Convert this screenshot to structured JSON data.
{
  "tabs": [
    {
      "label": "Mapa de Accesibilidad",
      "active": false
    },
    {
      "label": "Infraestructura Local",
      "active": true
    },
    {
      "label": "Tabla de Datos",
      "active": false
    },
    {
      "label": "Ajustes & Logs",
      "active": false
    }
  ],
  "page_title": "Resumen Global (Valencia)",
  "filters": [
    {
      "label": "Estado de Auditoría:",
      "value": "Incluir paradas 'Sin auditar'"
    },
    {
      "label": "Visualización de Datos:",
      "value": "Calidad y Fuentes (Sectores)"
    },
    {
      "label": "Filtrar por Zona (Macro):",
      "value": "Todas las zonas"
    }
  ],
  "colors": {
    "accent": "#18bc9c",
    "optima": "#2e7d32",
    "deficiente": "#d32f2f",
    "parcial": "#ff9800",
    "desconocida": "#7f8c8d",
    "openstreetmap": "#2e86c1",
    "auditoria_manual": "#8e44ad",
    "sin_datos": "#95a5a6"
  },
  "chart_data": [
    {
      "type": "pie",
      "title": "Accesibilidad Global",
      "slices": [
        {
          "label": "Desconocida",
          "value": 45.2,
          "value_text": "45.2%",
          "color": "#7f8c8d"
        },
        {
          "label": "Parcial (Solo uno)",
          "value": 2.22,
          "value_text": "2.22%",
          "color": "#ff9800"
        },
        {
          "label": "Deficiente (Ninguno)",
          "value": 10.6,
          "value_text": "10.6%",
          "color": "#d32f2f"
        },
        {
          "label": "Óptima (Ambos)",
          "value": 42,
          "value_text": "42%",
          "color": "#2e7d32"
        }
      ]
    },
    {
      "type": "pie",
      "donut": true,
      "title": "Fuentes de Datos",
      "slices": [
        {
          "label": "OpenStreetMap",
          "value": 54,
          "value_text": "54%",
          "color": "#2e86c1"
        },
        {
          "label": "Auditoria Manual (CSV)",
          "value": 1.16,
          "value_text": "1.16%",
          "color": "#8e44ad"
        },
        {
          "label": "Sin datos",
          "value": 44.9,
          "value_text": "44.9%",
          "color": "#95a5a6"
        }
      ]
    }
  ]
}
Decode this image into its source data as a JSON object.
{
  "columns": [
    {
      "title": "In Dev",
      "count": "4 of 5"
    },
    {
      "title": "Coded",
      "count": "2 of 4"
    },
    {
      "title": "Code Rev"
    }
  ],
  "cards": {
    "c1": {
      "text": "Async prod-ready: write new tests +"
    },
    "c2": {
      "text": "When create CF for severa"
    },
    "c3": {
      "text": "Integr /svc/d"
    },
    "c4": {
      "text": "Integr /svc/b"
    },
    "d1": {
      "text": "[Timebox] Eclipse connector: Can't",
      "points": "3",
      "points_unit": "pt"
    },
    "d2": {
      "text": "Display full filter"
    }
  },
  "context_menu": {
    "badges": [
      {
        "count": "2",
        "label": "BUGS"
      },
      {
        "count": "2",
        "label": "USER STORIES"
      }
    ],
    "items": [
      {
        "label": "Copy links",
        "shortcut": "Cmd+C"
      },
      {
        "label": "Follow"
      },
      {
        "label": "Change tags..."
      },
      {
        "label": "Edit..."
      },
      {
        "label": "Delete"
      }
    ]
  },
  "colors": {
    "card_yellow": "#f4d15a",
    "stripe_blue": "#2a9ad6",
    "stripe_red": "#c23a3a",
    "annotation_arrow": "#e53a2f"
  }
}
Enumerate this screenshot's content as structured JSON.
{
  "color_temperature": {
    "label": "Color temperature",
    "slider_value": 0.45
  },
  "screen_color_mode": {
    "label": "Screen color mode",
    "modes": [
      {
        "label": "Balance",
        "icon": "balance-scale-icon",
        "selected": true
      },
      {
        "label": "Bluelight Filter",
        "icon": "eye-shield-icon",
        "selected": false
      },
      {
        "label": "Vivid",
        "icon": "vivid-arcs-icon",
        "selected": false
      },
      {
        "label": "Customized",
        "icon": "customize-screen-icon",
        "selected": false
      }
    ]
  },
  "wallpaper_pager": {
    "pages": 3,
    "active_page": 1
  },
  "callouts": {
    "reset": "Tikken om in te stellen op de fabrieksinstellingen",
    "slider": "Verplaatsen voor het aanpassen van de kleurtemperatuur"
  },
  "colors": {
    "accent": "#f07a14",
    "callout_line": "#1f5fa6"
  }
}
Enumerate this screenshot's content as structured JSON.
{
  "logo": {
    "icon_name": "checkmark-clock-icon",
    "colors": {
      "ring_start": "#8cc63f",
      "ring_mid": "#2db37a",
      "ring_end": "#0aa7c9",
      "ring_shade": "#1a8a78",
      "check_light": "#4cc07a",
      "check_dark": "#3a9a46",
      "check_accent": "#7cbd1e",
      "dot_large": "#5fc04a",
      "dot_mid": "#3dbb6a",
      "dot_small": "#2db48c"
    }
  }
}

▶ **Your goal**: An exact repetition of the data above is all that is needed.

▶ **Answer box**:
Convert this screenshot to structured JSON data.
{
  "tabs": [
    {
      "label": "Mapa de Accesibilidad",
      "active": false
    },
    {
      "label": "Infraestructura Local",
      "active": true
    },
    {
      "label": "Tabla de Datos",
      "active": false
    },
    {
      "label": "Ajustes & Logs",
      "active": false
    }
  ],
  "page_title": "Resumen Global (Valencia)",
  "filters": [
    {
      "label": "Estado de Auditoría:",
      "value": "Incluir paradas 'Sin auditar'"
    },
    {
      "label": "Visualización de Datos:",
      "value": "Calidad y Fuentes (Sectores)"
    },
    {
      "label": "Filtrar por Zona (Macro):",
      "value": "Todas las zonas"
    }
  ],
  "colors": {
    "accent": "#18bc9c",
    "optima": "#2e7d32",
    "deficiente": "#d32f2f",
    "parcial": "#ff9800",
    "desconocida": "#7f8c8d",
    "openstreetmap": "#2e86c1",
    "auditoria_manual": "#8e44ad",
    "sin_datos": "#95a5a6"
  },
  "chart_data": [
    {
      "type": "pie",
      "title": "Accesibilidad Global",
      "slices": [
        {
          "label": "Desconocida",
          "value": 45.2,
          "value_text": "45.2%",
          "color": "#7f8c8d"
        },
        {
          "label": "Parcial (Solo uno)",
          "value": 2.22,
          "value_text": "2.22%",
          "color": "#ff9800"
        },
        {
          "label": "Deficiente (Ninguno)",
          "value": 10.6,
          "value_text": "10.6%",
          "color": "#d32f2f"
        },
        {
          "label": "Óptima (Ambos)",
          "value": 42,
          "value_text": "42%",
          "color": "#2e7d32"
        }
      ]
    },
    {
      "type": "pie",
      "donut": true,
      "title": "Fuentes de Datos",
      "slices": [
        {
          "label": "OpenStreetMap",
          "value": 54,
          "value_text": "54%",
          "color": "#2e86c1"
        },
        {
          "label": "Auditoria Manual (CSV)",
          "value": 1.16,
          "value_text": "1.16%",
          "color": "#8e44ad"
        },
        {
          "label": "Sin datos",
          "value": 44.9,
          "value_text": "44.9%",
          "color": "#95a5a6"
        }
      ]
    }
  ]
}
Decode this image into its source data as a JSON object.
{
  "columns": [
    {
      "title": "In Dev",
      "count": "4 of 5"
    },
    {
      "title": "Coded",
      "count": "2 of 4"
    },
    {
      "title": "Code Rev"
    }
  ],
  "cards": {
    "c1": {
      "text": "Async prod-ready: write new tests +"
    },
    "c2": {
      "text": "When create CF for severa"
    },
    "c3": {
      "text": "Integr /svc/d"
    },
    "c4": {
      "text": "Integr /svc/b"
    },
    "d1": {
      "text": "[Timebox] Eclipse connector: Can't",
      "points": "3",
      "points_unit": "pt"
    },
    "d2": {
      "text": "Display full filter"
    }
  },
  "context_menu": {
    "badges": [
      {
        "count": "2",
        "label": "BUGS"
      },
      {
        "count": "2",
        "label": "USER STORIES"
      }
    ],
    "items": [
      {
        "label": "Copy links",
        "shortcut": "Cmd+C"
      },
      {
        "label": "Follow"
      },
      {
        "label": "Change tags..."
      },
      {
        "label": "Edit..."
      },
      {
        "label": "Delete"
      }
    ]
  },
  "colors": {
    "card_yellow": "#f4d15a",
    "stripe_blue": "#2a9ad6",
    "stripe_red": "#c23a3a",
    "annotation_arrow": "#e53a2f"
  }
}
Enumerate this screenshot's content as structured JSON.
{
  "color_temperature": {
    "label": "Color temperature",
    "slider_value": 0.45
  },
  "screen_color_mode": {
    "label": "Screen color mode",
    "modes": [
      {
        "label": "Balance",
        "icon": "balance-scale-icon",
        "selected": true
      },
      {
        "label": "Bluelight Filter",
        "icon": "eye-shield-icon",
        "selected": false
      },
      {
        "label": "Vivid",
        "icon": "vivid-arcs-icon",
        "selected": false
      },
      {
        "label": "Customized",
        "icon": "customize-screen-icon",
        "selected": false
      }
    ]
  },
  "wallpaper_pager": {
    "pages": 3,
    "active_page": 1
  },
  "callouts": {
    "reset": "Tikken om in te stellen op de fabrieksinstellingen",
    "slider": "Verplaatsen voor het aanpassen van de kleurtemperatuur"
  },
  "colors": {
    "accent": "#f07a14",
    "callout_line": "#1f5fa6"
  }
}
Enumerate this screenshot's content as structured JSON.
{
  "logo": {
    "icon_name": "checkmark-clock-icon",
    "colors": {
      "ring_start": "#8cc63f",
      "ring_mid": "#2db37a",
      "ring_end": "#0aa7c9",
      "ring_shade": "#1a8a78",
      "check_light": "#4cc07a",
      "check_dark": "#3a9a46",
      "check_accent": "#7cbd1e",
      "dot_large": "#5fc04a",
      "dot_mid": "#3dbb6a",
      "dot_small": "#2db48c"
    }
  }
}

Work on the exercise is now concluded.